AUTUMN is peak apple season and the National Trust team at Hardy’s Cottage, near Dorchester, is celebrating the nation’s favourite fruit in October and November with an invitation to visitors to taste the fruit from Hardy’s orchard and have a go at apple pressing and see cooking demonstrations.

The team has been delving into Hardy’s writing, picking out apple references from his stories and poems to share with visitors. Hardy’s poems are being displayed in the orchard and visitors can have a go at writing their own poem and adding it to a poetry tree in the apple pressing shed.

Rachael Raine, visitor experience officer, says: “We are inviting visitors to have a go at apple pressing and join in our apple-themed festivities. Freshly pressed juice is just delicious, and so much tastier than the juice we normally drink from cartons.

“Each batch tastes slightly different depending on which apples go through the press, and it’s fun to try out different combinations. It feels special to be continuing the apple harvest as Hardy and his family would have done each autumn, and then to cook the fruit using traditional recipes that he would have recognised and enjoyed eating in his childhood home.”

The Hardy family had their own apple orchard and as a boy Hardy recalls helping his father with the apple harvest and climbing the trees with his sister, Mary. Hardy’s orchard was largely replanted in the 1970s so it is uncertain whether any of Hardy’s own apple trees remain. Today there are a mix of apple varieties including eating apples, cookers and cider apples.

According to an inventory of the orchard in 2009 apple varieties included Lane’s Prince Albert and Newton Wonder, both reliable cookers; a Somerset Russet, and Orleans Reinette, both dessert apples with a very good taste. Also listed is an old Dorset variety, the Warrior, which is rarely found outside the county. This apple can be eaten or cooked but is commonly used for making cider.

Who is this coming with pondering pace,
Black and ruddy, with white embossed,
His eyes being black, and ruddy his face
And the marge of his hair like morning frost?
It’s the cider-maker,
And appletree-shaker,
And behind him on wheels, in readiness,
His mill, and tubs, and vat, and press.
– from Shortening Days at the Homestead, by Thomas Hardy

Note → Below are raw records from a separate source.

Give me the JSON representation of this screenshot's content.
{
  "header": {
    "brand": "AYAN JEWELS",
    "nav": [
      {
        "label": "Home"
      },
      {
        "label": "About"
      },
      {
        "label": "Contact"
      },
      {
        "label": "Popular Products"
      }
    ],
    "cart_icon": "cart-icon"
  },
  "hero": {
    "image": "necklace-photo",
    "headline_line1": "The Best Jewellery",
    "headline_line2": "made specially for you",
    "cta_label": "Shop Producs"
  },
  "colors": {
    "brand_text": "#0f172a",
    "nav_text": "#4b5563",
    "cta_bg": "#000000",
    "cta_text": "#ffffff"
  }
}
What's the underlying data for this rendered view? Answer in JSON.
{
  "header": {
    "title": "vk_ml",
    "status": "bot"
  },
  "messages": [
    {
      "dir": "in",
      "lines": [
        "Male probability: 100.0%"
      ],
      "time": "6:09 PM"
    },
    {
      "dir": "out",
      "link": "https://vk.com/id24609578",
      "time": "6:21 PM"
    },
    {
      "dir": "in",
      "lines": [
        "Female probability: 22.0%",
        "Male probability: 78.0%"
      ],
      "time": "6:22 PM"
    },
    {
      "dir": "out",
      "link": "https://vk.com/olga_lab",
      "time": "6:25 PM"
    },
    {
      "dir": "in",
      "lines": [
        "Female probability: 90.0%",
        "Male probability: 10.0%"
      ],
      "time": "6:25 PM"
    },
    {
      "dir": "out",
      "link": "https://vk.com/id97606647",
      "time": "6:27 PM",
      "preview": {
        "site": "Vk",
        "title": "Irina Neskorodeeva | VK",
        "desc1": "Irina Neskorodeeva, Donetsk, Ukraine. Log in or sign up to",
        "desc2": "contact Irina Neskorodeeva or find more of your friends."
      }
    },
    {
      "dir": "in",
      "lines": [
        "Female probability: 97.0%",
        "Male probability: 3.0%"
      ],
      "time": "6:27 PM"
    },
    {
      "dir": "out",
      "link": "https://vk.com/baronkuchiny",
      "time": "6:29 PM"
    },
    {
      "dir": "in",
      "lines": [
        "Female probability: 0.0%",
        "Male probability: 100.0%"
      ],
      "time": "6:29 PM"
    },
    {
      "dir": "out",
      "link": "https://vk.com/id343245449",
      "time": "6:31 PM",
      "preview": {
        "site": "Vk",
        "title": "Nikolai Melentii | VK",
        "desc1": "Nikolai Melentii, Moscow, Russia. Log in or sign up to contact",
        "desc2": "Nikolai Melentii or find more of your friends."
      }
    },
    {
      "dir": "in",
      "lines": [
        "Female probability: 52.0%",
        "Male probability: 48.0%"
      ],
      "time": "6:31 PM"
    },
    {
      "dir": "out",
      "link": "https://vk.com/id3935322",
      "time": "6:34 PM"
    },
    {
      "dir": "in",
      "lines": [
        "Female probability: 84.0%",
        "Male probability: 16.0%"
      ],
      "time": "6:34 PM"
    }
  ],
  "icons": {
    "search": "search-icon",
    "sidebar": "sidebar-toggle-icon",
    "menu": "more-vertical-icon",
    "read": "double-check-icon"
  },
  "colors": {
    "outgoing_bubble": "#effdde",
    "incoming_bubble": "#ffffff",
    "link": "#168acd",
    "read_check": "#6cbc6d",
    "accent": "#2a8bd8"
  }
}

Pictured: Apples in a barrow at Hardy’s Cottage, National Trust/Chris Collins